### Action item
All lines in the data bearing the string "through" should be identified and copied.

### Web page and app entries
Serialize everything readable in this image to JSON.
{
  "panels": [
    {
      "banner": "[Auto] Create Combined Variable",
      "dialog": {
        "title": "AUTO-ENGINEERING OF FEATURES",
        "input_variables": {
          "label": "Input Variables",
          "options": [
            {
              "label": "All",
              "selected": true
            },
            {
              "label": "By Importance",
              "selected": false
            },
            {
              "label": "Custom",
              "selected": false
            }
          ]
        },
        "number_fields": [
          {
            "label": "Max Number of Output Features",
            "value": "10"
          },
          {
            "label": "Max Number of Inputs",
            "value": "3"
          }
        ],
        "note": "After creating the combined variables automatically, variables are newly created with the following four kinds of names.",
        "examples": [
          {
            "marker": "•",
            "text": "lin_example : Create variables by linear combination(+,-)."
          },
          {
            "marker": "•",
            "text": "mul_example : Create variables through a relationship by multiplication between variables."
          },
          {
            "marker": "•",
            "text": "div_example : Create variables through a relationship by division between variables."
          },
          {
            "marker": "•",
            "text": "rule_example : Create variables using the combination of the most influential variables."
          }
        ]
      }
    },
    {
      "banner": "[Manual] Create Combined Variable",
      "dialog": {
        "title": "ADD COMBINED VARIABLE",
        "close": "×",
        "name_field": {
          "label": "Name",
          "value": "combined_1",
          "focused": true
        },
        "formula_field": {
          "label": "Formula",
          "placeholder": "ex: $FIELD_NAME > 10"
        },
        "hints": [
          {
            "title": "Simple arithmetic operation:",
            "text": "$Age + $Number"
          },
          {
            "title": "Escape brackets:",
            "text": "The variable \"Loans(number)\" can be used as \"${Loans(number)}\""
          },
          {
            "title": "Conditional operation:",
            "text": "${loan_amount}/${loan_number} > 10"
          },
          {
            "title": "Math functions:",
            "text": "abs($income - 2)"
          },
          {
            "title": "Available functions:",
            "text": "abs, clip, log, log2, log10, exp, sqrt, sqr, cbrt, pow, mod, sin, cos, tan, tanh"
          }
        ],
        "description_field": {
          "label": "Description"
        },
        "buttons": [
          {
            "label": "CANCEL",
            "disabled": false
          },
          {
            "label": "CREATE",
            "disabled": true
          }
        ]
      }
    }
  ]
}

### Problem solution
            "text": "mul_example : Create variables through a relationship by multiplication between variables."
            "text": "div_example : Create variables through a relationship by division between variables."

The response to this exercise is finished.